The last would be delivered by the end of July, however, deliveries were halted by the Flars in June as the 160 hp Daimler powered Lohner C.I was inferior to the Brandenburg C.I. As Lohner was unable to remedy this deficiency, the company was fined with a penalty, and eventually 23 of the 24 aircraft were delivered, being serialed 18.01 to 18.23. The aircraft was unsuitable for front service, and was issued as trainers to Fliegerersatzkompanie (Flek, pilot reserve company) No. 1, 4 to 9, 11 and 14 and two Schulkompagnien (training companies).
On September 22, 1916, the Flars signed a contract for seventeen aircraft of the advanced C.I Series 18.5 (also known as Type Jcr), that received the military serials 18.51 to 18.67. Still fitted with the 160 hp Daimler engine, it was of lighter but stronger construction and had simplified wings of shorter span. Prototype was a C.I Series 18 aircraft, s/n 18.24, that was later reserialed 18.51. (Hence the pictured aircraft was the first production example.)

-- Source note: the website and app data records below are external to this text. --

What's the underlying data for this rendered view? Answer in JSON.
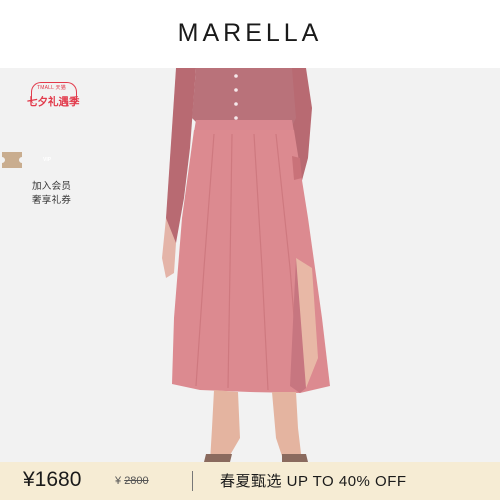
{
  "header": {
    "brand": "MARELLA"
  },
  "badges": {
    "festival_small": "TMALL 天猫",
    "festival_main": "七夕礼遇季",
    "vip_label": "VIP",
    "member_line1": "加入会员",
    "member_line2": "奢享礼券"
  },
  "price_bar": {
    "price": "¥1680",
    "old_price_symbol": "¥",
    "old_price": "2800",
    "promo": "春夏甄选  UP TO 40% OFF"
  },
  "colors": {
    "skirt": "#dc8a90",
    "top": "#b86a72",
    "festival_red": "#e23a4b",
    "price_bar_bg": "#f6ecd4"
  }
}
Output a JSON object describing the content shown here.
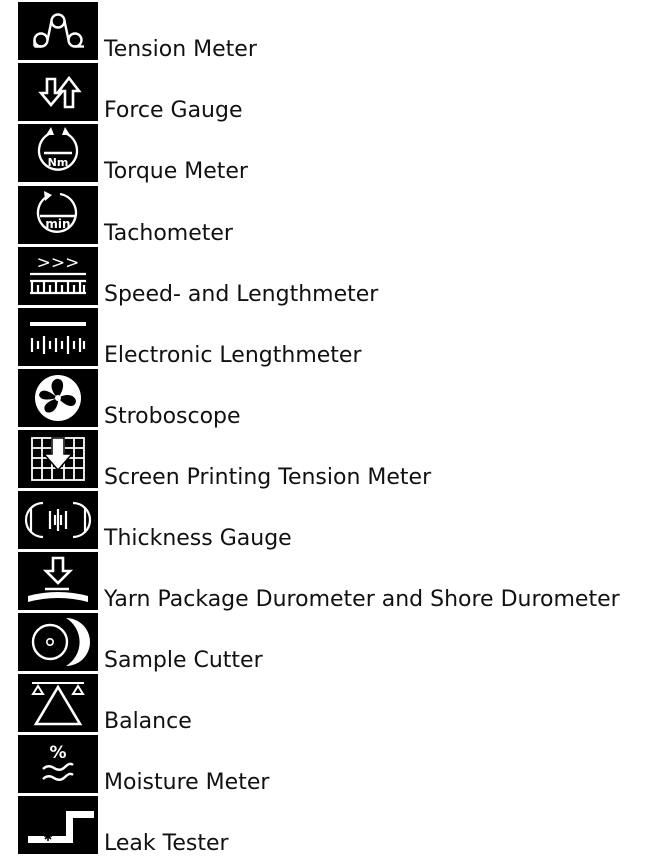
{
  "items": [
    {
      "label": "Tension Meter",
      "icon": "tension-meter-icon"
    },
    {
      "label": "Force Gauge",
      "icon": "force-gauge-icon"
    },
    {
      "label": "Torque Meter",
      "icon": "torque-meter-icon",
      "icon_text": "Nm"
    },
    {
      "label": "Tachometer",
      "icon": "tachometer-icon",
      "icon_text": "min"
    },
    {
      "label": "Speed- and Lengthmeter",
      "icon": "speed-lengthmeter-icon",
      "icon_text": ">>>"
    },
    {
      "label": "Electronic Lengthmeter",
      "icon": "electronic-lengthmeter-icon"
    },
    {
      "label": "Stroboscope",
      "icon": "stroboscope-icon"
    },
    {
      "label": "Screen Printing Tension Meter",
      "icon": "screen-printing-icon"
    },
    {
      "label": "Thickness Gauge",
      "icon": "thickness-gauge-icon"
    },
    {
      "label": "Yarn Package Durometer and Shore Durometer",
      "icon": "durometer-icon"
    },
    {
      "label": "Sample Cutter",
      "icon": "sample-cutter-icon"
    },
    {
      "label": "Balance",
      "icon": "balance-icon"
    },
    {
      "label": "Moisture Meter",
      "icon": "moisture-meter-icon",
      "icon_text": "%"
    },
    {
      "label": "Leak Tester",
      "icon": "leak-tester-icon"
    }
  ],
  "colors": {
    "icon_background": "#000000",
    "icon_foreground": "#ffffff",
    "label_text": "#111111"
  }
}
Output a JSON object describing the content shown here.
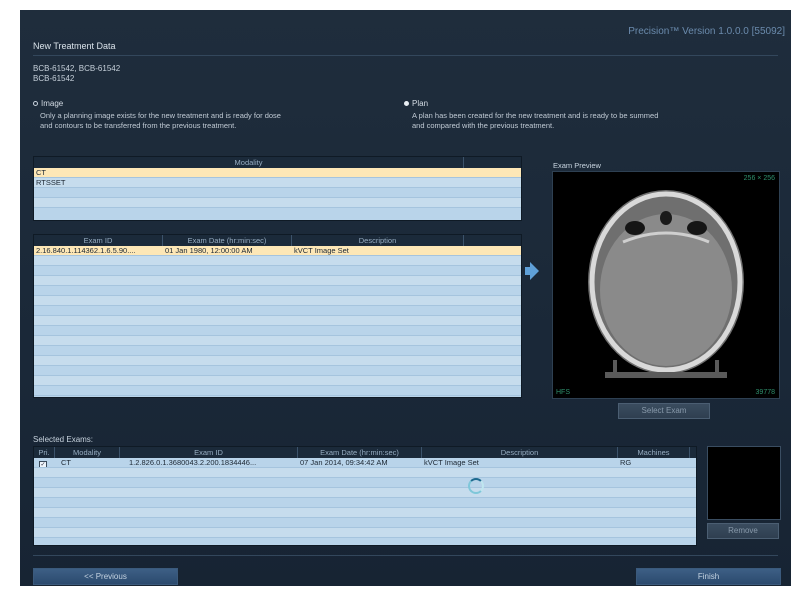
{
  "app": {
    "version": "Precision™ Version 1.0.0.0 [55092]",
    "title": "New Treatment Data"
  },
  "patient": {
    "line1": "BCB-61542, BCB-61542",
    "line2": "BCB-61542"
  },
  "options": {
    "image": {
      "label": "Image",
      "selected": false,
      "desc1": "Only a planning image exists for the new treatment and is ready for dose",
      "desc2": "and contours to be transferred from the previous treatment."
    },
    "plan": {
      "label": "Plan",
      "selected": true,
      "desc1": "A plan has been created for the new treatment and is ready to be summed",
      "desc2": "and compared with the previous treatment."
    }
  },
  "modality_table": {
    "header": "Modality",
    "rows": [
      "CT",
      "RTSSET"
    ]
  },
  "exam_table": {
    "headers": [
      "Exam ID",
      "Exam Date (hr:min:sec)",
      "Description"
    ],
    "rows": [
      {
        "id": "2.16.840.1.114362.1.6.5.90....",
        "date": "01 Jan 1980, 12:00:00 AM",
        "desc": "kVCT Image Set"
      }
    ]
  },
  "preview": {
    "label": "Exam Preview",
    "dims": "256 × 256",
    "orientation": "HFS",
    "slice": "39778"
  },
  "buttons": {
    "select_exam": "Select Exam",
    "remove": "Remove",
    "previous": "<< Previous",
    "finish": "Finish"
  },
  "selected_exams": {
    "label": "Selected Exams:",
    "headers": [
      "Pri.",
      "Modality",
      "Exam ID",
      "Exam Date (hr:min:sec)",
      "Description",
      "Machines"
    ],
    "rows": [
      {
        "primary": "✓",
        "modality": "CT",
        "id": "1.2.826.0.1.3680043.2.200.1834446...",
        "date": "07 Jan 2014, 09:34:42 AM",
        "desc": "kVCT Image Set",
        "machines": "RG"
      }
    ]
  },
  "colors": {
    "background": "#1b2939",
    "table_row": "#b9d4ea",
    "selected_row": "#fde7b6",
    "accent": "#5fa0d8"
  }
}
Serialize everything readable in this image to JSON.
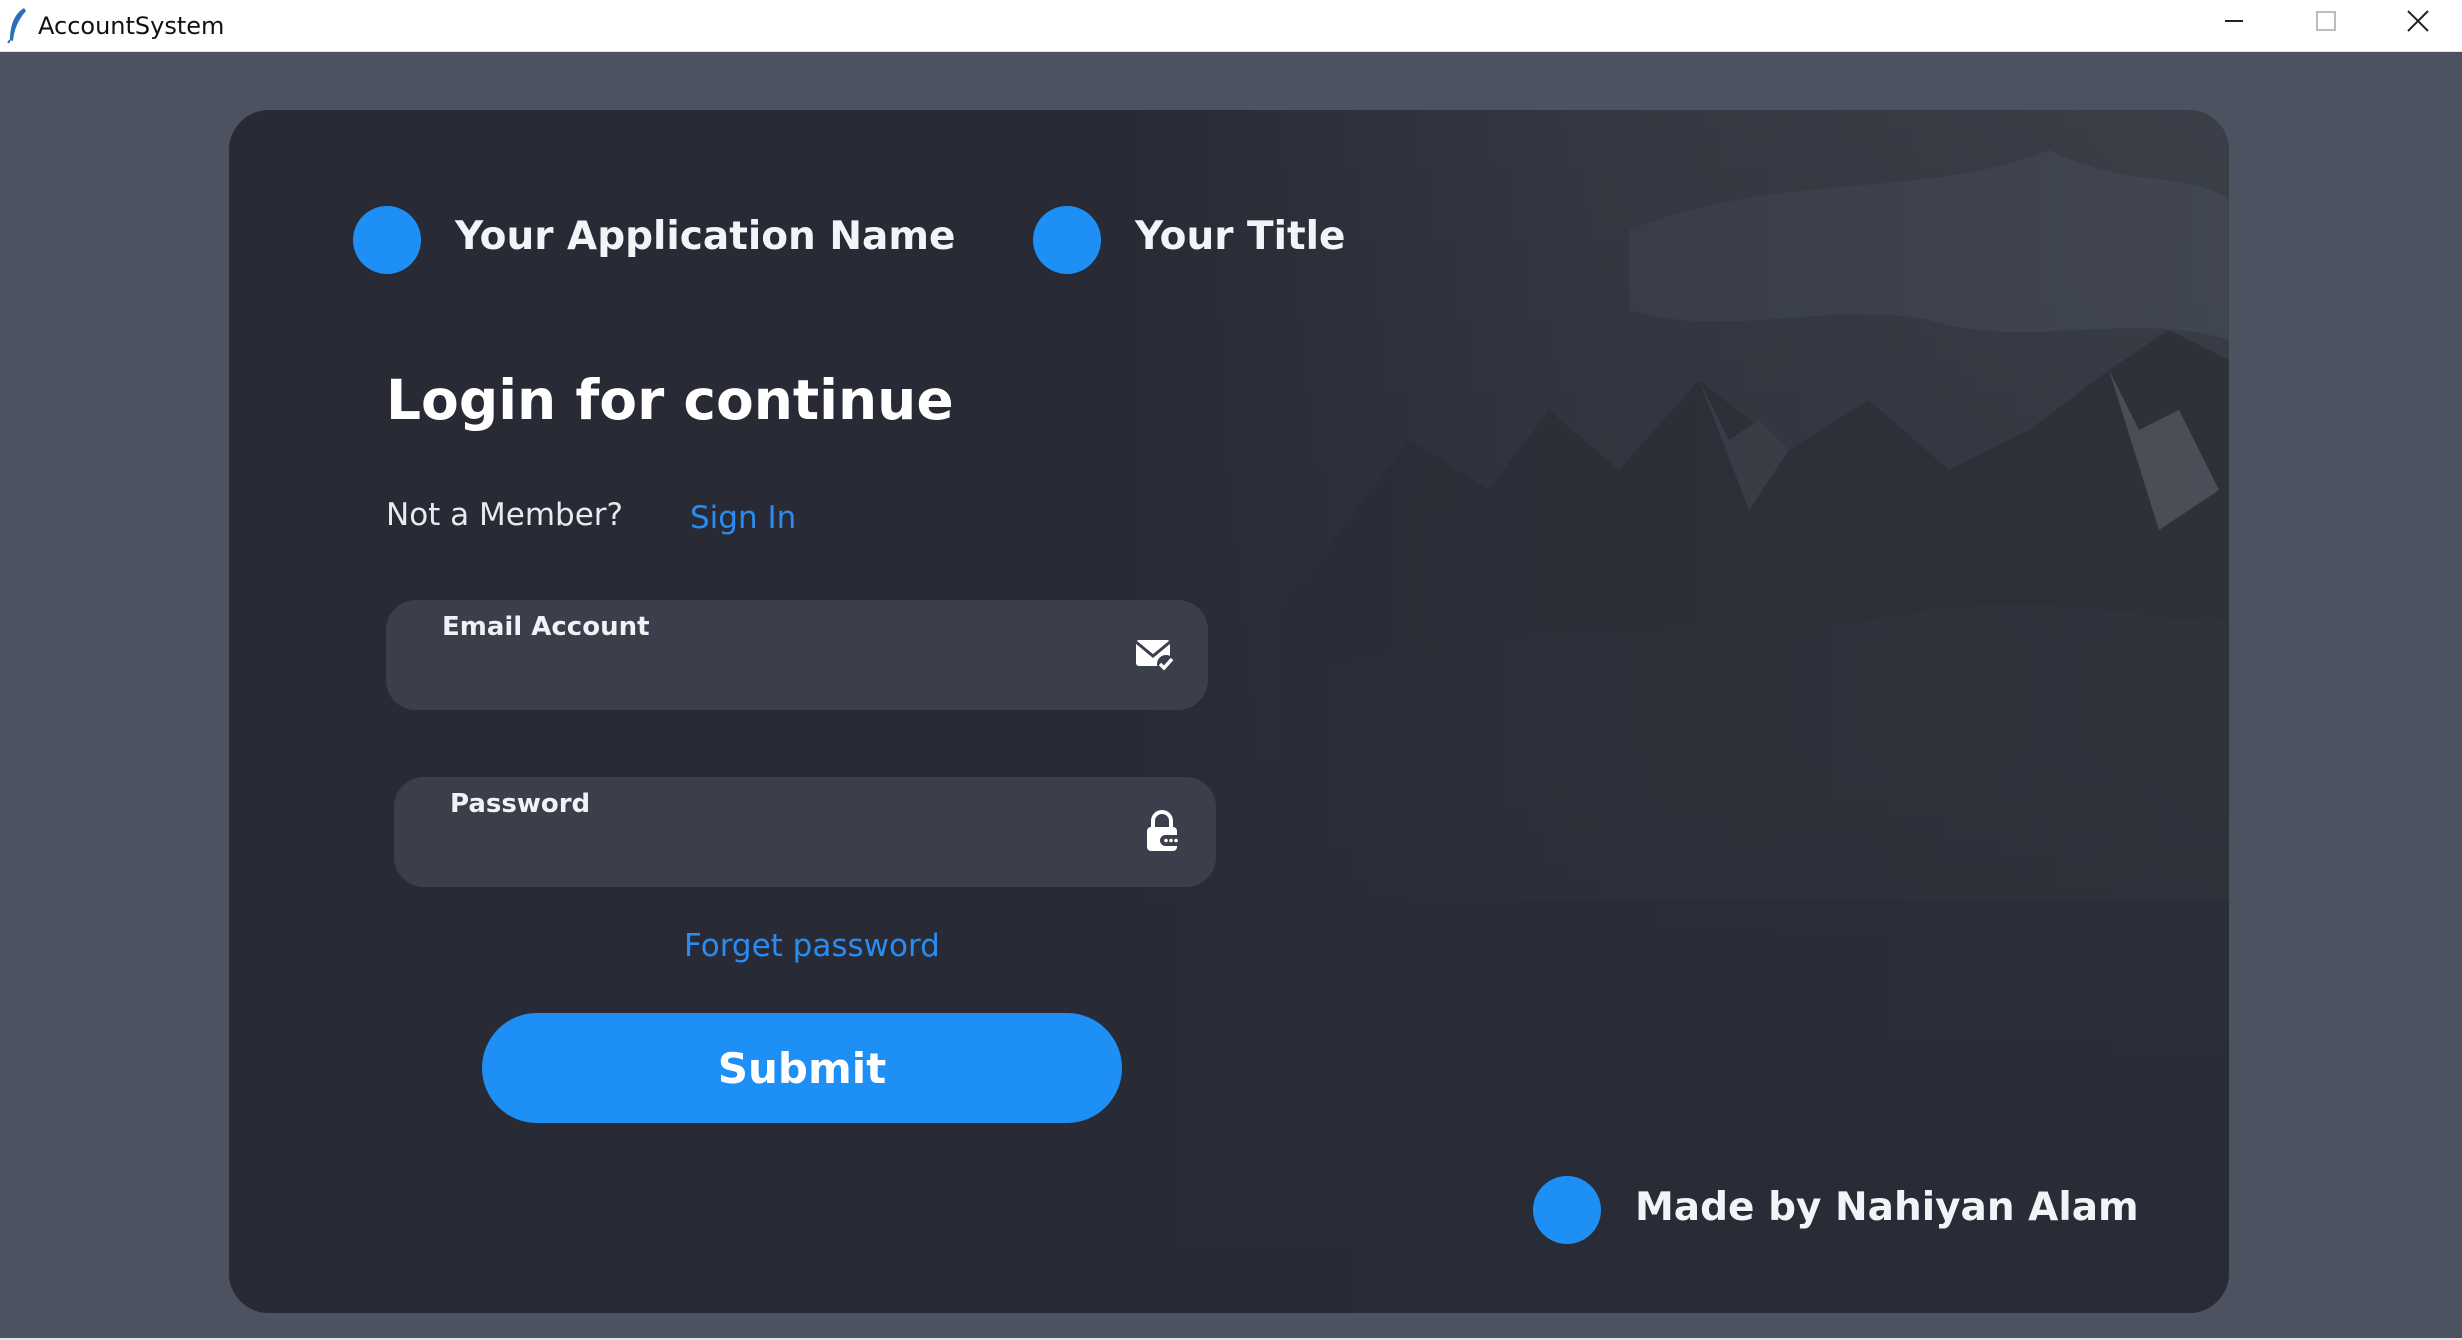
{
  "window": {
    "title": "AccountSystem",
    "controls": [
      "minimize",
      "maximize",
      "close"
    ]
  },
  "header": {
    "app_name": "Your Application Name",
    "title": "Your Title"
  },
  "login": {
    "heading": "Login for continue",
    "not_member": "Not a Member?",
    "sign_in": "Sign In",
    "email_label": "Email Account",
    "email_value": "",
    "email_icon": "mail-check-icon",
    "password_label": "Password",
    "password_value": "",
    "password_icon": "lock-icon",
    "forget": "Forget password",
    "submit": "Submit"
  },
  "footer": {
    "credit": "Made by Nahiyan Alam"
  },
  "colors": {
    "background": "#4d5261",
    "card": "#282b36",
    "field": "#3b3f4c",
    "accent": "#1e90f5",
    "link": "#2a8bf0",
    "text": "#ffffff"
  }
}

The C.I Series 18.5 had an increased but still moderate performance, and therefore the type was also used for training, and issued to Flek No. 3, 5, 7, 9, 12 and 13. In March 1917 four aircraft, s/n 18.61 to 18.64, were fitted with a Type II VK machinegun and were used to protect the Versuchsflik (test squadron) at Aspern, Vienna. Some C.I Series 18 and 18.5 were used to test new equipment, including a Wolf engine muffler, which was tested in s/n 18.63. In July 1917, 36 C.I's were still listed, although not all operable.
C.I Series 18 (Jc)
C.I Series 18.5 (Jcr)